Assignment – The full listing below must be printed exactly, word for word.

:: Data shown

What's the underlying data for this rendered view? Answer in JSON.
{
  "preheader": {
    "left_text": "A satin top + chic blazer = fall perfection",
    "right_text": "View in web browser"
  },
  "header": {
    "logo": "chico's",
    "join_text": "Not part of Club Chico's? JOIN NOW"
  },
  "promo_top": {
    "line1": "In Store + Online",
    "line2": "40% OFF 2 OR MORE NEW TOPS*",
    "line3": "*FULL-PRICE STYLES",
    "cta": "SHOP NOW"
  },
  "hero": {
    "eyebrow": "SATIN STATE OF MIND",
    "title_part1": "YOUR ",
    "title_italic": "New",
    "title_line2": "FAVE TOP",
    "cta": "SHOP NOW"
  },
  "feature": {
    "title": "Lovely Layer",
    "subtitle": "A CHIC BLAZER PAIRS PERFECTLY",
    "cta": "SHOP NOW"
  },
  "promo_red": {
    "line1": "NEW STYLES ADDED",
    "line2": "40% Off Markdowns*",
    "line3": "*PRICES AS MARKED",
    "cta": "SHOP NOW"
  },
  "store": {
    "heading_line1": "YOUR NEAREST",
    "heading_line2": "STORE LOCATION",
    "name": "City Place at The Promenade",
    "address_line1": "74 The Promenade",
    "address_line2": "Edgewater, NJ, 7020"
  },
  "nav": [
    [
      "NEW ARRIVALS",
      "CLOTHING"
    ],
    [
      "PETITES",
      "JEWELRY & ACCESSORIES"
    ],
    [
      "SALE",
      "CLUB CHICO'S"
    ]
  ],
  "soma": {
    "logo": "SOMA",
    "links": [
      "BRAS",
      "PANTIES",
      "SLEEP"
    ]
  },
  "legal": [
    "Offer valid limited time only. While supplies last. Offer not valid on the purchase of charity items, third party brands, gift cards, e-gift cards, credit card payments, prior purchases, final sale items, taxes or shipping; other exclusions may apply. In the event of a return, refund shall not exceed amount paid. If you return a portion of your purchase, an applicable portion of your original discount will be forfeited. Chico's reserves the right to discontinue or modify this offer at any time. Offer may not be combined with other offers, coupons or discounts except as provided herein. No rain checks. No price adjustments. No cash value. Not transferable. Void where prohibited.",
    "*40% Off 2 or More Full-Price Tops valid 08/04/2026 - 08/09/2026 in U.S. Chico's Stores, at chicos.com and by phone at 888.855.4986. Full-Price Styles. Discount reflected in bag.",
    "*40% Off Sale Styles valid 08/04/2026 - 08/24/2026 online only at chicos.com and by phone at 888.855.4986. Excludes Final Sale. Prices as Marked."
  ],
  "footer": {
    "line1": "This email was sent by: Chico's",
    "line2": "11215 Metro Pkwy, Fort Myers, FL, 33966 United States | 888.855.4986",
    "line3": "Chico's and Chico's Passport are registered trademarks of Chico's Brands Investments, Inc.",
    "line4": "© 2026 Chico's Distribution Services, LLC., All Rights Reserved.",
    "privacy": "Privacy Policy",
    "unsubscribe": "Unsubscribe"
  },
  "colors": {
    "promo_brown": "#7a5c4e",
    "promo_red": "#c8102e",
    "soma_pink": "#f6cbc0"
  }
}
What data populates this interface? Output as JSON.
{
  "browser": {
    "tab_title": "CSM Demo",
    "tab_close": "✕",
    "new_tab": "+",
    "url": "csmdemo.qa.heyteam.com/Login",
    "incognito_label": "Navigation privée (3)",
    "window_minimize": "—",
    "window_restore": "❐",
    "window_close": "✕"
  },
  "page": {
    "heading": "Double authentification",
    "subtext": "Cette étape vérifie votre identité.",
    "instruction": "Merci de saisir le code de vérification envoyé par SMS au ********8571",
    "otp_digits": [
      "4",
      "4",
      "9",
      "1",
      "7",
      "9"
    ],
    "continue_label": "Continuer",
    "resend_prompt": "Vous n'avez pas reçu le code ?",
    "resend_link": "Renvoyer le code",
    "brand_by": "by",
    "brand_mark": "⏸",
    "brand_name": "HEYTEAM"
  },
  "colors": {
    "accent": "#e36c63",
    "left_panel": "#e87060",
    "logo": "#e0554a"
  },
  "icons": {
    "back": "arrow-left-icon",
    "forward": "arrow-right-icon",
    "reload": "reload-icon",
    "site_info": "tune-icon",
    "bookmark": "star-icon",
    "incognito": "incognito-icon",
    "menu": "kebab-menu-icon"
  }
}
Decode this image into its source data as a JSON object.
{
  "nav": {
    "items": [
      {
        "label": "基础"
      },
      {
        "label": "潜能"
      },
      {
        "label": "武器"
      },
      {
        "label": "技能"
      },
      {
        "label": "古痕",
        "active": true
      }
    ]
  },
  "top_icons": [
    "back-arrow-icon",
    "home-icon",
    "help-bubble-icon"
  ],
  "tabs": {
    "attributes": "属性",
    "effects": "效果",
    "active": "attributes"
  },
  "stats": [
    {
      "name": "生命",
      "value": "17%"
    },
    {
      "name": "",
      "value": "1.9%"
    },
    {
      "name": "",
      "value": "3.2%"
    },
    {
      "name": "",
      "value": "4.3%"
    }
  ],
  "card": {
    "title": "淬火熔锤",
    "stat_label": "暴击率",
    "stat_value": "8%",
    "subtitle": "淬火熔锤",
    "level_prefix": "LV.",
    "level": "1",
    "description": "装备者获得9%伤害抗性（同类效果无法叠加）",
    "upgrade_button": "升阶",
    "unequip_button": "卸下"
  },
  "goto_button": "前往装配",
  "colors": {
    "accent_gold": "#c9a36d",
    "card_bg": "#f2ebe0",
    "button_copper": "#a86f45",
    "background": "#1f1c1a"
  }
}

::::

Written answer –
What's the underlying data for this rendered view? Answer in JSON.
{
  "preheader": {
    "left_text": "A satin top + chic blazer = fall perfection",
    "right_text": "View in web browser"
  },
  "header": {
    "logo": "chico's",
    "join_text": "Not part of Club Chico's? JOIN NOW"
  },
  "promo_top": {
    "line1": "In Store + Online",
    "line2": "40% OFF 2 OR MORE NEW TOPS*",
    "line3": "*FULL-PRICE STYLES",
    "cta": "SHOP NOW"
  },
  "hero": {
    "eyebrow": "SATIN STATE OF MIND",
    "title_part1": "YOUR ",
    "title_italic": "New",
    "title_line2": "FAVE TOP",
    "cta": "SHOP NOW"
  },
  "feature": {
    "title": "Lovely Layer",
    "subtitle": "A CHIC BLAZER PAIRS PERFECTLY",
    "cta": "SHOP NOW"
  },
  "promo_red": {
    "line1": "NEW STYLES ADDED",
    "line2": "40% Off Markdowns*",
    "line3": "*PRICES AS MARKED",
    "cta": "SHOP NOW"
  },
  "store": {
    "heading_line1": "YOUR NEAREST",
    "heading_line2": "STORE LOCATION",
    "name": "City Place at The Promenade",
    "address_line1": "74 The Promenade",
    "address_line2": "Edgewater, NJ, 7020"
  },
  "nav": [
    [
      "NEW ARRIVALS",
      "CLOTHING"
    ],
    [
      "PETITES",
      "JEWELRY & ACCESSORIES"
    ],
    [
      "SALE",
      "CLUB CHICO'S"
    ]
  ],
  "soma": {
    "logo": "SOMA",
    "links": [
      "BRAS",
      "PANTIES",
      "SLEEP"
    ]
  },
  "legal": [
    "Offer valid limited time only. While supplies last. Offer not valid on the purchase of charity items, third party brands, gift cards, e-gift cards, credit card payments, prior purchases, final sale items, taxes or shipping; other exclusions may apply. In the event of a return, refund shall not exceed amount paid. If you return a portion of your purchase, an applicable portion of your original discount will be forfeited. Chico's reserves the right to discontinue or modify this offer at any time. Offer may not be combined with other offers, coupons or discounts except as provided herein. No rain checks. No price adjustments. No cash value. Not transferable. Void where prohibited.",
    "*40% Off 2 or More Full-Price Tops valid 08/04/2026 - 08/09/2026 in U.S. Chico's Stores, at chicos.com and by phone at 888.855.4986. Full-Price Styles. Discount reflected in bag.",
    "*40% Off Sale Styles valid 08/04/2026 - 08/24/2026 online only at chicos.com and by phone at 888.855.4986. Excludes Final Sale. Prices as Marked."
  ],
  "footer": {
    "line1": "This email was sent by: Chico's",
    "line2": "11215 Metro Pkwy, Fort Myers, FL, 33966 United States | 888.855.4986",
    "line3": "Chico's and Chico's Passport are registered trademarks of Chico's Brands Investments, Inc.",
    "line4": "© 2026 Chico's Distribution Services, LLC., All Rights Reserved.",
    "privacy": "Privacy Policy",
    "unsubscribe": "Unsubscribe"
  },
  "colors": {
    "promo_brown": "#7a5c4e",
    "promo_red": "#c8102e",
    "soma_pink": "#f6cbc0"
  }
}
What data populates this interface? Output as JSON.
{
  "browser": {
    "tab_title": "CSM Demo",
    "tab_close": "✕",
    "new_tab": "+",
    "url": "csmdemo.qa.heyteam.com/Login",
    "incognito_label": "Navigation privée (3)",
    "window_minimize": "—",
    "window_restore": "❐",
    "window_close": "✕"
  },
  "page": {
    "heading": "Double authentification",
    "subtext": "Cette étape vérifie votre identité.",
    "instruction": "Merci de saisir le code de vérification envoyé par SMS au ********8571",
    "otp_digits": [
      "4",
      "4",
      "9",
      "1",
      "7",
      "9"
    ],
    "continue_label": "Continuer",
    "resend_prompt": "Vous n'avez pas reçu le code ?",
    "resend_link": "Renvoyer le code",
    "brand_by": "by",
    "brand_mark": "⏸",
    "brand_name": "HEYTEAM"
  },
  "colors": {
    "accent": "#e36c63",
    "left_panel": "#e87060",
    "logo": "#e0554a"
  },
  "icons": {
    "back": "arrow-left-icon",
    "forward": "arrow-right-icon",
    "reload": "reload-icon",
    "site_info": "tune-icon",
    "bookmark": "star-icon",
    "incognito": "incognito-icon",
    "menu": "kebab-menu-icon"
  }
}
Decode this image into its source data as a JSON object.
{
  "nav": {
    "items": [
      {
        "label": "基础"
      },
      {
        "label": "潜能"
      },
      {
        "label": "武器"
      },
      {
        "label": "技能"
      },
      {
        "label": "古痕",
        "active": true
      }
    ]
  },
  "top_icons": [
    "back-arrow-icon",
    "home-icon",
    "help-bubble-icon"
  ],
  "tabs": {
    "attributes": "属性",
    "effects": "效果",
    "active": "attributes"
  },
  "stats": [
    {
      "name": "生命",
      "value": "17%"
    },
    {
      "name": "",
      "value": "1.9%"
    },
    {
      "name": "",
      "value": "3.2%"
    },
    {
      "name": "",
      "value": "4.3%"
    }
  ],
  "card": {
    "title": "淬火熔锤",
    "stat_label": "暴击率",
    "stat_value": "8%",
    "subtitle": "淬火熔锤",
    "level_prefix": "LV.",
    "level": "1",
    "description": "装备者获得9%伤害抗性（同类效果无法叠加）",
    "upgrade_button": "升阶",
    "unequip_button": "卸下"
  },
  "goto_button": "前往装配",
  "colors": {
    "accent_gold": "#c9a36d",
    "card_bg": "#f2ebe0",
    "button_copper": "#a86f45",
    "background": "#1f1c1a"
  }
}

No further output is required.